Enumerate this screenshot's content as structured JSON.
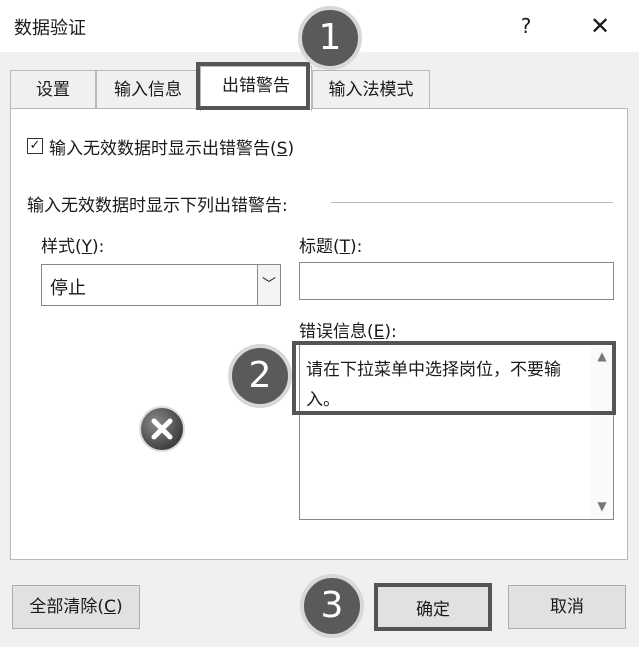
{
  "window": {
    "title": "数据验证",
    "help_label": "?",
    "close_label": "✕"
  },
  "tabs": [
    {
      "label": "设置",
      "active": false
    },
    {
      "label": "输入信息",
      "active": false
    },
    {
      "label": "出错警告",
      "active": true
    },
    {
      "label": "输入法模式",
      "active": false
    }
  ],
  "panel": {
    "show_error_checkbox": {
      "checked": true,
      "check_mark": "☑",
      "label_main": "输入无效数据时显示出错警告(",
      "label_key": "S",
      "label_end": ")"
    },
    "group_label": "输入无效数据时显示下列出错警告:",
    "style": {
      "label_main": "样式(",
      "label_key": "Y",
      "label_end": "):",
      "value": "停止",
      "dropdown_arrow": "﹀"
    },
    "title_field": {
      "label_main": "标题(",
      "label_key": "T",
      "label_end": "):",
      "value": ""
    },
    "error_message": {
      "label_main": "错误信息(",
      "label_key": "E",
      "label_end": "):",
      "value": "请在下拉菜单中选择岗位，不要输入。"
    },
    "stop_icon": "error-stop-icon"
  },
  "callouts": [
    "1",
    "2",
    "3"
  ],
  "buttons": {
    "clear_all_main": "全部清除(",
    "clear_all_key": "C",
    "clear_all_end": ")",
    "ok": "确定",
    "cancel": "取消"
  },
  "colors": {
    "callout_fill": "#5a5a5a",
    "panel_bg": "#ffffff",
    "dialog_bg": "#f0f0f0"
  }
}
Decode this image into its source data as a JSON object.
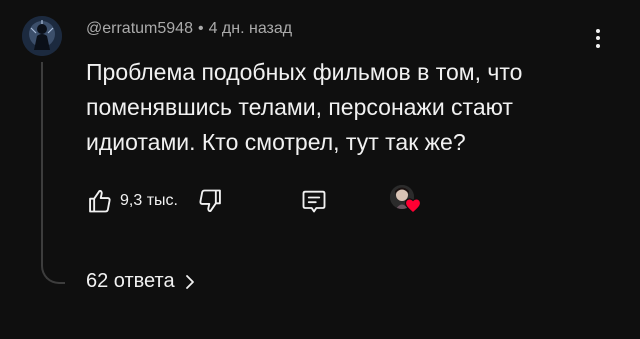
{
  "comment": {
    "author": "@erratum5948",
    "separator": "•",
    "time": "4 дн. назад",
    "text": "Проблема подобных фильмов в том, что поменявшись телами, персонажи стают идиотами. Кто смотрел, тут так же?",
    "like_count": "9,3 тыс.",
    "replies_label": "62 ответа",
    "heart_color": "#ff0033"
  },
  "icons": {
    "avatar": "user-avatar-dark-figure",
    "menu": "more-vert-icon",
    "like": "thumbs-up-icon",
    "dislike": "thumbs-down-icon",
    "reply": "reply-comment-icon",
    "creator": "creator-avatar",
    "heart": "heart-icon",
    "chevron": "chevron-right-icon"
  }
}
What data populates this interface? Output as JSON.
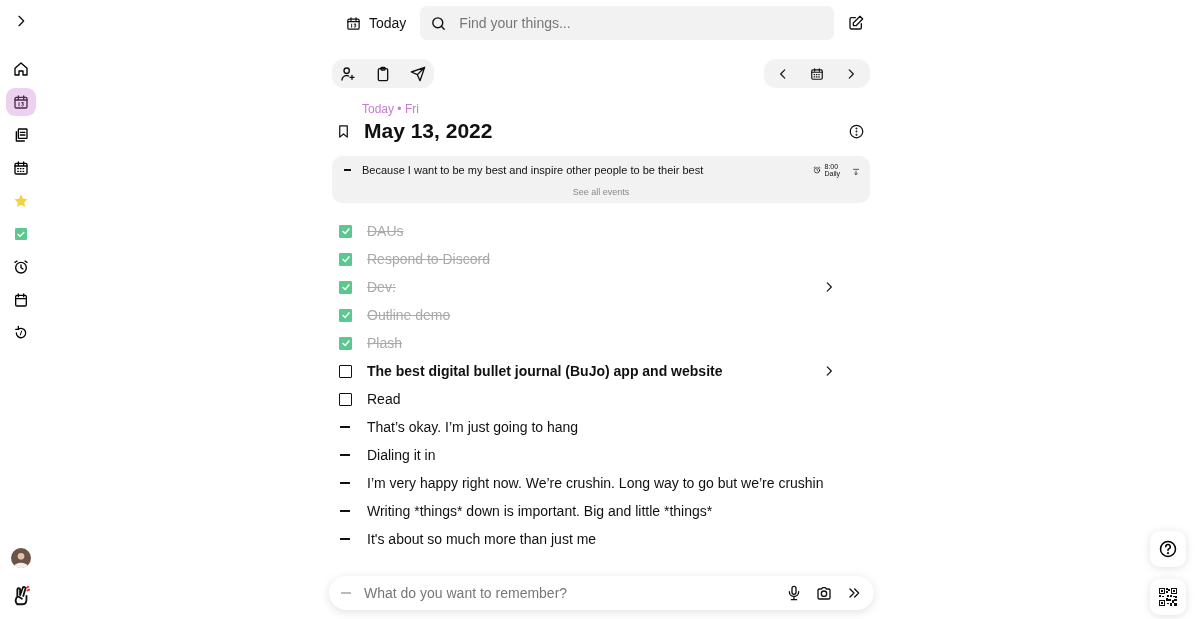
{
  "sidebar": {
    "items": [
      {
        "selected": false
      },
      {
        "selected": true
      },
      {
        "selected": false
      },
      {
        "selected": false
      },
      {
        "selected": false
      },
      {
        "selected": false
      },
      {
        "selected": false
      },
      {
        "selected": false
      },
      {
        "selected": false
      }
    ]
  },
  "top_bar": {
    "today_label": "Today",
    "search": {
      "placeholder": "Find your things..."
    }
  },
  "day": {
    "label": "Today • Fri",
    "title": "May 13, 2022",
    "event": {
      "text": "Because I want to be my best and inspire other people to be their best",
      "time": "8:00",
      "repeat": "Daily",
      "see_all": "See all events"
    },
    "entries": [
      {
        "kind": "task",
        "text": "DAUs",
        "checked": true,
        "has_children": false,
        "bold": false
      },
      {
        "kind": "task",
        "text": "Respond to Discord",
        "checked": true,
        "has_children": false,
        "bold": false
      },
      {
        "kind": "task",
        "text": "Dev:",
        "checked": true,
        "has_children": true,
        "bold": false
      },
      {
        "kind": "task",
        "text": "Outline demo",
        "checked": true,
        "has_children": false,
        "bold": false
      },
      {
        "kind": "task",
        "text": "Plash",
        "checked": true,
        "has_children": false,
        "bold": false
      },
      {
        "kind": "task",
        "text": "The best digital bullet journal (BuJo) app and website",
        "checked": false,
        "has_children": true,
        "bold": true
      },
      {
        "kind": "task",
        "text": "Read",
        "checked": false,
        "has_children": false,
        "bold": false
      },
      {
        "kind": "note",
        "text": "That’s okay. I’m just going to hang"
      },
      {
        "kind": "note",
        "text": "Dialing it in"
      },
      {
        "kind": "note",
        "text": "I’m very happy right now. We’re crushin. Long way to go but we’re crushin"
      },
      {
        "kind": "note",
        "text": "Writing *things* down is important. Big and little *things*"
      },
      {
        "kind": "note",
        "text": "It's about so much more than just me"
      }
    ]
  },
  "composer": {
    "placeholder": "What do you want to remember?"
  }
}
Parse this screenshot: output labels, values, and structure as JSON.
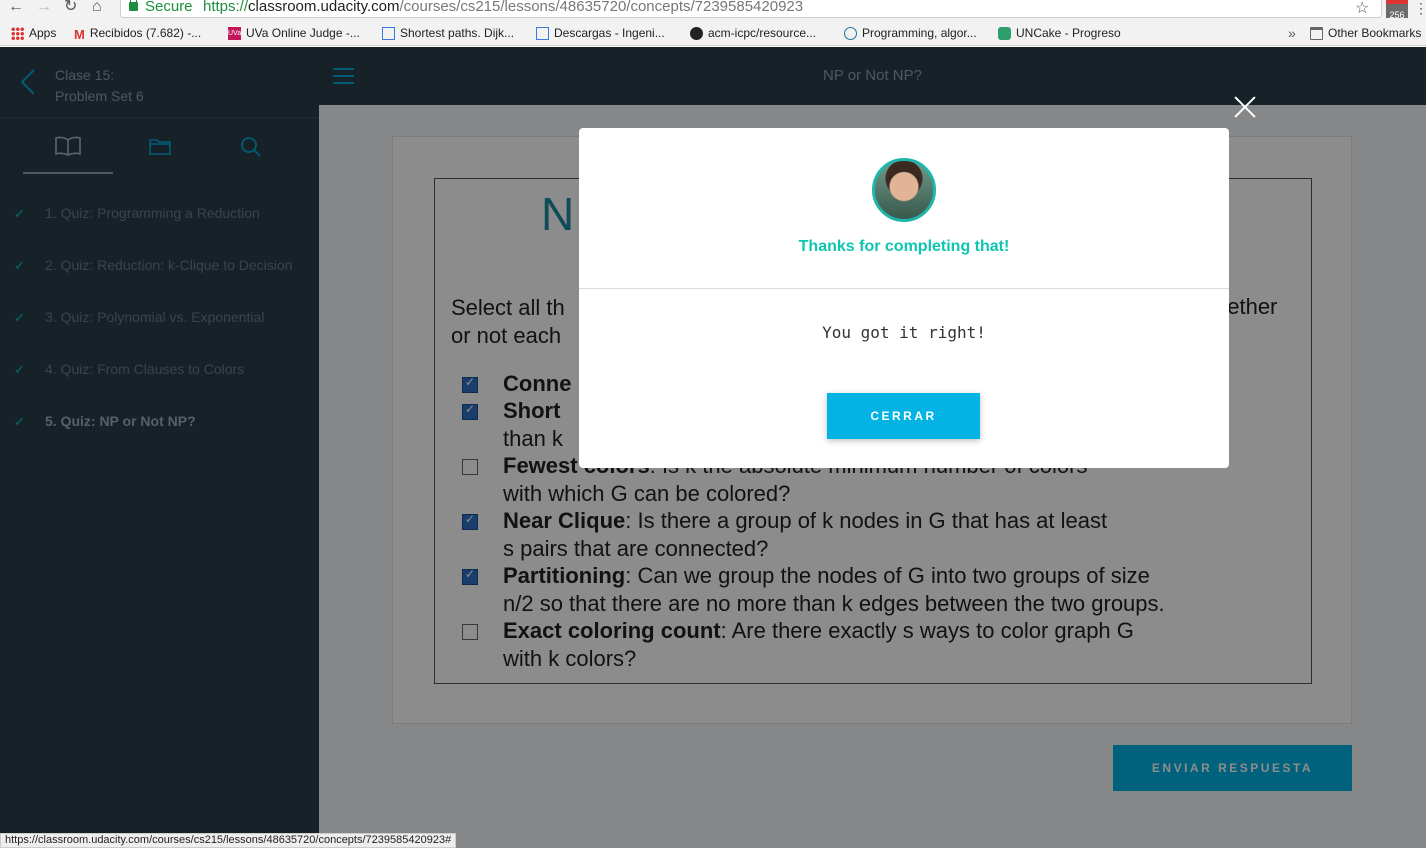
{
  "browser": {
    "secure_label": "Secure",
    "url_scheme": "https://",
    "url_host": "classroom.udacity.com",
    "url_path": "/courses/cs215/lessons/48635720/concepts/7239585420923",
    "extension_badge": "256",
    "bookmarks": [
      {
        "label": "Apps",
        "icon": "apps-icon"
      },
      {
        "label": "Recibidos (7.682) -...",
        "icon": "gmail-icon"
      },
      {
        "label": "UVa Online Judge -...",
        "icon": "uva-icon"
      },
      {
        "label": "Shortest paths. Dijk...",
        "icon": "document-icon"
      },
      {
        "label": "Descargas - Ingeni...",
        "icon": "document-icon"
      },
      {
        "label": "acm-icpc/resource...",
        "icon": "github-icon"
      },
      {
        "label": "Programming, algor...",
        "icon": "wordpress-icon"
      },
      {
        "label": "UNCake - Progreso",
        "icon": "cake-icon"
      }
    ],
    "more_label": "»",
    "other_bookmarks": "Other Bookmarks",
    "status_url": "https://classroom.udacity.com/courses/cs215/lessons/48635720/concepts/7239585420923#"
  },
  "sidebar": {
    "title_line1": "Clase 15:",
    "title_line2": "Problem Set 6",
    "lessons": [
      {
        "label": "1. Quiz: Programming a Reduction"
      },
      {
        "label": "2. Quiz: Reduction: k-Clique to Decision"
      },
      {
        "label": "3. Quiz: Polynomial vs. Exponential"
      },
      {
        "label": "4. Quiz: From Clauses to Colors"
      },
      {
        "label": "5. Quiz: NP or Not NP?"
      }
    ]
  },
  "topbar": {
    "title": "NP or Not NP?"
  },
  "quiz": {
    "heading_fragment": "N",
    "intro_line1": "Select all th",
    "intro_line2": "or not each",
    "intro_right": "hether",
    "options": [
      {
        "checked": true,
        "bold": "Conne",
        "rest": ""
      },
      {
        "checked": true,
        "bold": "Short",
        "rest": ""
      },
      {
        "checked": false,
        "bold": "Fewest colors",
        "rest": ": Is k the absolute minimum number of colors"
      }
    ],
    "line_than_k": "than k",
    "line_fewest_2": "with which G can be colored?",
    "near_clique_bold": "Near Clique",
    "near_clique_rest": ": Is there a group of k nodes in G that has at least",
    "near_clique_2": "s pairs that are connected?",
    "partition_bold": "Partitioning",
    "partition_rest": ": Can we group the nodes of G into two groups of size",
    "partition_2": "n/2 so that there are no more than k edges between the two groups.",
    "exact_bold": "Exact coloring count",
    "exact_rest": ": Are there exactly s ways to color graph G",
    "exact_2": "with k colors?",
    "submit_label": "ENVIAR RESPUESTA"
  },
  "modal": {
    "heading": "Thanks for completing that!",
    "message": "You got it right!",
    "button_label": "CERRAR"
  },
  "colors": {
    "accent": "#02b3e4",
    "success": "#0ec5b0",
    "sidebar_bg": "#2b3c4a"
  }
}
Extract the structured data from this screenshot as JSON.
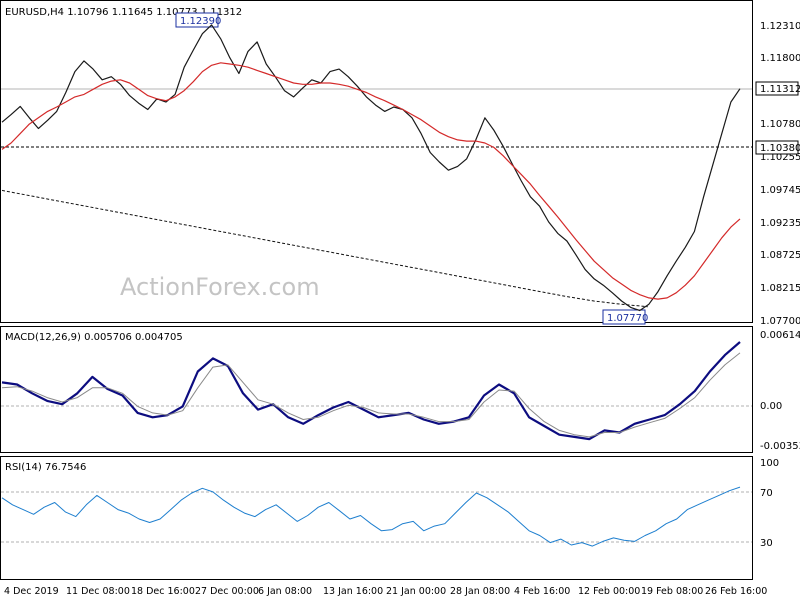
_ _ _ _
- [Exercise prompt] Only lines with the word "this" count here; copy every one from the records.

- [Solved exercise]
Enumerate this screenshot's content as structured JSON.
Decode this image into its source data as a JSON object.
What data populates this interface? Output as JSON.
Parse this screenshot: output labels, values, and structure as JSON.
Extract the structured data from this screenshot as JSON.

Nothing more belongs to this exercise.